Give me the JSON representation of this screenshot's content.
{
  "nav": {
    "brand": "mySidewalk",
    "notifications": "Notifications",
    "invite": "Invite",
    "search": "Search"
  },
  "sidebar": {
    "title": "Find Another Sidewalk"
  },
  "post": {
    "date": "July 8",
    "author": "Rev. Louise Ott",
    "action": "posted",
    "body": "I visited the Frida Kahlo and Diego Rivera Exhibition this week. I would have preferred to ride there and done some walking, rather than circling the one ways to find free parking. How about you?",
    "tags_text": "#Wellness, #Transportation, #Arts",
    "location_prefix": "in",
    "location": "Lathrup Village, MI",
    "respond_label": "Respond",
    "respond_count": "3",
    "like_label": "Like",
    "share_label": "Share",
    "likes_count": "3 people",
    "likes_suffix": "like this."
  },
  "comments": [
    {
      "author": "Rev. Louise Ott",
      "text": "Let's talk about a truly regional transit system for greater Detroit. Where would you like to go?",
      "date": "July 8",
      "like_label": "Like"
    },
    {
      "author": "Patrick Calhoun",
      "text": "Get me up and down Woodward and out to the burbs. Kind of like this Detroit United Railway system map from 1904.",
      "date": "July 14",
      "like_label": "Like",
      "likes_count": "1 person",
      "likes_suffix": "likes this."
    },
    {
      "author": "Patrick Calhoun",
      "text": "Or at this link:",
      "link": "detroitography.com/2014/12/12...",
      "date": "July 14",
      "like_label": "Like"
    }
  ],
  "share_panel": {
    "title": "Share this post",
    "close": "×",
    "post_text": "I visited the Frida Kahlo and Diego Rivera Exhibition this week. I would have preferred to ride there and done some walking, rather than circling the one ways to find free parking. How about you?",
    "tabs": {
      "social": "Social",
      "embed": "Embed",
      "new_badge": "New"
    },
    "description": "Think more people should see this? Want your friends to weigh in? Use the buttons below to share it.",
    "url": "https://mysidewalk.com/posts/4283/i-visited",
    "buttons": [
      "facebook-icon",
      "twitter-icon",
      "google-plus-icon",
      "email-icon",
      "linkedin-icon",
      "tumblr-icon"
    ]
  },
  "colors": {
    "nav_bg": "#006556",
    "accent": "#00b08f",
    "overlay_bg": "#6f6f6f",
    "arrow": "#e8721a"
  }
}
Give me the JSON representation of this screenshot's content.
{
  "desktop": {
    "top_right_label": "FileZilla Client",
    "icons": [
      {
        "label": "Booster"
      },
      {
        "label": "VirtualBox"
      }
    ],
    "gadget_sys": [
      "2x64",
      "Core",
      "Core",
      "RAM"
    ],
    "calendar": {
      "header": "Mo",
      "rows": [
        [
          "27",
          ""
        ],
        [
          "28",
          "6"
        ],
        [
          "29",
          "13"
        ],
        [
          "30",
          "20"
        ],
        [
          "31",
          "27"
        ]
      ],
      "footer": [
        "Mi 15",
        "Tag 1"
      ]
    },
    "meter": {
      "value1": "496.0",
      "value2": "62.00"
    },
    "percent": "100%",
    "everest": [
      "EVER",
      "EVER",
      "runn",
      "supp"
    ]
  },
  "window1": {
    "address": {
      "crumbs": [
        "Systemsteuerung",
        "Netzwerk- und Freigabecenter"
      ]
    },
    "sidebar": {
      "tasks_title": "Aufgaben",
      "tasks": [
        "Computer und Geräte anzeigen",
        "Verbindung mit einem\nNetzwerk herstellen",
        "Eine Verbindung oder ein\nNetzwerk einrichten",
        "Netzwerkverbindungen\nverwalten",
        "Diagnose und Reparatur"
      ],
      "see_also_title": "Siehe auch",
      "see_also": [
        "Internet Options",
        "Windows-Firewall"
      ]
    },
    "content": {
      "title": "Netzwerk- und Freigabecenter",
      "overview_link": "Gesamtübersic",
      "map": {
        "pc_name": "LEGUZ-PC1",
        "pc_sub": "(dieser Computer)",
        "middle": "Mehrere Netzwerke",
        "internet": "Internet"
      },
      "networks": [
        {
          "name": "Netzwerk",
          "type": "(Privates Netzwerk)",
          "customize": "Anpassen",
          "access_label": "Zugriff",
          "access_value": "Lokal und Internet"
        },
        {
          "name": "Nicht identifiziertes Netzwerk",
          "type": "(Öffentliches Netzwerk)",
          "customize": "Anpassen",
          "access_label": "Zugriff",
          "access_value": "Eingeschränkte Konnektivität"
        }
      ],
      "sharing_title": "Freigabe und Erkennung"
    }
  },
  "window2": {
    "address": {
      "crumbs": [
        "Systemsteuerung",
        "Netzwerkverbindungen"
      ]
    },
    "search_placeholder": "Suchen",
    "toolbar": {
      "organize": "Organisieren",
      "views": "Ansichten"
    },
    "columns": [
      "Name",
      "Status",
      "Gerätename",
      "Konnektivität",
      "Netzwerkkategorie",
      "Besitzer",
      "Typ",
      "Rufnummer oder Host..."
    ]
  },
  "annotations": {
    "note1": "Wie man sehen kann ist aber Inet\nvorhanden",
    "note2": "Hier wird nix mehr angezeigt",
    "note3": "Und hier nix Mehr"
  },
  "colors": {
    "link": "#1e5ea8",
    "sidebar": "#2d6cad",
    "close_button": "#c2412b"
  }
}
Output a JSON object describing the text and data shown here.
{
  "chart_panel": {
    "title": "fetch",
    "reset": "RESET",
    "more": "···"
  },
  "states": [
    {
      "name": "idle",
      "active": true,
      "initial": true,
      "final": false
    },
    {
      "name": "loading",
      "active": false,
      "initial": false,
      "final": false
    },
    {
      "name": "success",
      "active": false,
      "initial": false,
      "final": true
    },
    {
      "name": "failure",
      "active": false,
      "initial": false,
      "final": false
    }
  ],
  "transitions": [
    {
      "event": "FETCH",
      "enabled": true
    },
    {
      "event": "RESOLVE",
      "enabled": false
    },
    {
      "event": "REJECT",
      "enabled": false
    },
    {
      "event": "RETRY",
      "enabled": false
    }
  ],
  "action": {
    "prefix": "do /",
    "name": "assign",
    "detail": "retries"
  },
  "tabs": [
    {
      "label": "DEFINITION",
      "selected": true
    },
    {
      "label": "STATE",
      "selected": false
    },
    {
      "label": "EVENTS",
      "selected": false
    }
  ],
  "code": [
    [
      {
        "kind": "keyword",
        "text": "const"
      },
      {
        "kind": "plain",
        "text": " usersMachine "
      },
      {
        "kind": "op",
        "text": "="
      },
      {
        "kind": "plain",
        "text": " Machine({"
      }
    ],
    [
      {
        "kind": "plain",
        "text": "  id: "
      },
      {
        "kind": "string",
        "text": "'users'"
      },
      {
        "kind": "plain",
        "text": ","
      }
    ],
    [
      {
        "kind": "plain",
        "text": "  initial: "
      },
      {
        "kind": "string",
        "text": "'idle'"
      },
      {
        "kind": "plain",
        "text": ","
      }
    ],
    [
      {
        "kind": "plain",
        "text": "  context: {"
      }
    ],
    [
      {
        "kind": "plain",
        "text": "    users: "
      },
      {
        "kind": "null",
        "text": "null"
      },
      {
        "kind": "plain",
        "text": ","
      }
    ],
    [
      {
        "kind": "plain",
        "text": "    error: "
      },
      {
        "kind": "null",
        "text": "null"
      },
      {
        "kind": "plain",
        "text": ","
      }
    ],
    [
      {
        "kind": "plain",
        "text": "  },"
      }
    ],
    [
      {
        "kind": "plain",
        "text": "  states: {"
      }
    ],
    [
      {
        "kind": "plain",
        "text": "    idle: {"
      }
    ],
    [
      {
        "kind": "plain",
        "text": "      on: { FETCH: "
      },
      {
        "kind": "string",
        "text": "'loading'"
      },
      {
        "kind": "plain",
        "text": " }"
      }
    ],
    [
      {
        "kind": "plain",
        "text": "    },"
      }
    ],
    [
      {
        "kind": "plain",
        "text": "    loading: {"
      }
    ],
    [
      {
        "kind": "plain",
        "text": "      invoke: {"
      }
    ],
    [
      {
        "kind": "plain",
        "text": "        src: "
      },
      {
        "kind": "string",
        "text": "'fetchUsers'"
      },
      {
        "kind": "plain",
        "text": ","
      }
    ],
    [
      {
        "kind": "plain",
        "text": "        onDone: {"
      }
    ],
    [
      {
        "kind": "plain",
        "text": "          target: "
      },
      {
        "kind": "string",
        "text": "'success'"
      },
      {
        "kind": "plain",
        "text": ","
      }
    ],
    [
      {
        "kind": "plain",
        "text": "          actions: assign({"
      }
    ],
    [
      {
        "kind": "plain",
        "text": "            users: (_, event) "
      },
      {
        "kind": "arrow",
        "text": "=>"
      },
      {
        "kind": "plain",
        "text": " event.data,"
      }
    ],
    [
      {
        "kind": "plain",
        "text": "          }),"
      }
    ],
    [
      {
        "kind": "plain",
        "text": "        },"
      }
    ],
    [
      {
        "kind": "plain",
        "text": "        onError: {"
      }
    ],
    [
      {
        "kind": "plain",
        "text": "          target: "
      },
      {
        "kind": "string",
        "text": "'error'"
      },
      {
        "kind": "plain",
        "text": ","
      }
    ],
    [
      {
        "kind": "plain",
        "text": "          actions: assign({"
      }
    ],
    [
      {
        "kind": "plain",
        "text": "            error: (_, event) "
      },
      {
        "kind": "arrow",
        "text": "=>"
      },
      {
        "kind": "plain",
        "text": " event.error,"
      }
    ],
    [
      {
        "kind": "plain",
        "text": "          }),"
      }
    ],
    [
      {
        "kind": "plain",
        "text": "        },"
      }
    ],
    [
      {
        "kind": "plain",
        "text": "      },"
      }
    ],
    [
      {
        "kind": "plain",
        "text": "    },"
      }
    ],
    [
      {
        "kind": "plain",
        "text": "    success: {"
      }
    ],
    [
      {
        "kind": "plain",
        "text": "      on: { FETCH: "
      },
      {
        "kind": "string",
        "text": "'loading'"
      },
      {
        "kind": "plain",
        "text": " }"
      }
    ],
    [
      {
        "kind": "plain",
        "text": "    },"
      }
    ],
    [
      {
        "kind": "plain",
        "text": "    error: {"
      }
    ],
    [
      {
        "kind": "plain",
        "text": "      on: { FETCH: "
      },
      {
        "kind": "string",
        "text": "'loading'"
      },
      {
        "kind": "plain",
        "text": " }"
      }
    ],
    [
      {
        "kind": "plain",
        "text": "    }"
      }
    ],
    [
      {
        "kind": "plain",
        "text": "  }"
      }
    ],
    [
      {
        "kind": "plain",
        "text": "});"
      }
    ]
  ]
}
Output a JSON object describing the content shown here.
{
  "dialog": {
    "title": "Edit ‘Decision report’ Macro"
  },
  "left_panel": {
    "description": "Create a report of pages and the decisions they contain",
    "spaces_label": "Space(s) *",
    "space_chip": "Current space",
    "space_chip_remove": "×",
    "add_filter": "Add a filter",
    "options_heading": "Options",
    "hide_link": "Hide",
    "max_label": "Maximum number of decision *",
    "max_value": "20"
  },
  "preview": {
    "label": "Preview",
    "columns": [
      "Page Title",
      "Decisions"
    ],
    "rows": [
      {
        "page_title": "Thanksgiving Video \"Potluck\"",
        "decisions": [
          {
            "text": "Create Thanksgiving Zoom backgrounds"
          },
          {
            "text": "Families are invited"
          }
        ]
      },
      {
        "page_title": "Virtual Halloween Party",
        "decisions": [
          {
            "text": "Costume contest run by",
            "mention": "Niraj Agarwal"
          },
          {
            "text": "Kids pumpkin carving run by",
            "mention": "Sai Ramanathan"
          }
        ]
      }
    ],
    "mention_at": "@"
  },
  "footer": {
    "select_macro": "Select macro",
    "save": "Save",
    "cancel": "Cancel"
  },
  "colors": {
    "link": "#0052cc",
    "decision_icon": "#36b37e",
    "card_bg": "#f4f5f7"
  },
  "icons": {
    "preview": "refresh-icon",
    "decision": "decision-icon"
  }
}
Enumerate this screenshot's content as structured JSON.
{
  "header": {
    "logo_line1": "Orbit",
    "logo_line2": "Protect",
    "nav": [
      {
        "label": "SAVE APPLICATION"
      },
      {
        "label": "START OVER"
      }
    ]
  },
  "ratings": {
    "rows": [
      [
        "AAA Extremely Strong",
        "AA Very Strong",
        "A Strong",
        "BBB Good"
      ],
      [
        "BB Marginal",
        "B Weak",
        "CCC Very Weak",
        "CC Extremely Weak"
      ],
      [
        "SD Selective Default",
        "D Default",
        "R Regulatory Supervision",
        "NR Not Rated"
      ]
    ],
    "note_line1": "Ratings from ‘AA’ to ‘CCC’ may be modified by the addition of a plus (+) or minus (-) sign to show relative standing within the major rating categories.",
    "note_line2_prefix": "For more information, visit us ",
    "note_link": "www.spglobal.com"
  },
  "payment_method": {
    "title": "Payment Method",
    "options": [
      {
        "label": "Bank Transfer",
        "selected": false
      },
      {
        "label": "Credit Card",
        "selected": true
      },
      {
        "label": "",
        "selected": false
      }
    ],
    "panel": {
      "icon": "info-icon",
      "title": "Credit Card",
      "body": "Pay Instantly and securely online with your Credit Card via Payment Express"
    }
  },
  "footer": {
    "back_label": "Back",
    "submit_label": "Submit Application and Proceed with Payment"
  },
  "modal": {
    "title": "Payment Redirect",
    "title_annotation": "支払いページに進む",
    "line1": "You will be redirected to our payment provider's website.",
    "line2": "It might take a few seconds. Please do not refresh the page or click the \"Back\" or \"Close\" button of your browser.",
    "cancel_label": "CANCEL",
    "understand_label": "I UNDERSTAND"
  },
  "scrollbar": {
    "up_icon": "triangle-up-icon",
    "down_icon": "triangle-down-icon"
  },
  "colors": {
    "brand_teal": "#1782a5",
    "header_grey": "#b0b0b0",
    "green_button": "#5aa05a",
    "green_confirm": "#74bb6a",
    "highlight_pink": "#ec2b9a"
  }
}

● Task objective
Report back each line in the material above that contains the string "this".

● Your response
Give me the JSON representation of this screenshot's content.
    "body": "I visited the Frida Kahlo and Diego Rivera Exhibition this week. I would have preferred to ride there and done some walking, rather than circling the one ways to find free parking. How about you?",
    "likes_suffix": "like this."
      "text": "Get me up and down Woodward and out to the burbs. Kind of like this Detroit United Railway system map from 1904.",
      "likes_suffix": "likes this."
      "text": "Or at this link:",
    "title": "Share this post",
    "post_text": "I visited the Frida Kahlo and Diego Rivera Exhibition this week. I would have preferred to ride there and done some walking, rather than circling the one ways to find free parking. How about you?",
    "description": "Think more people should see this? Want your friends to weigh in? Use the buttons below to share it.",
Give me the JSON representation of this screenshot's content.
Enumerate this screenshot's content as structured JSON.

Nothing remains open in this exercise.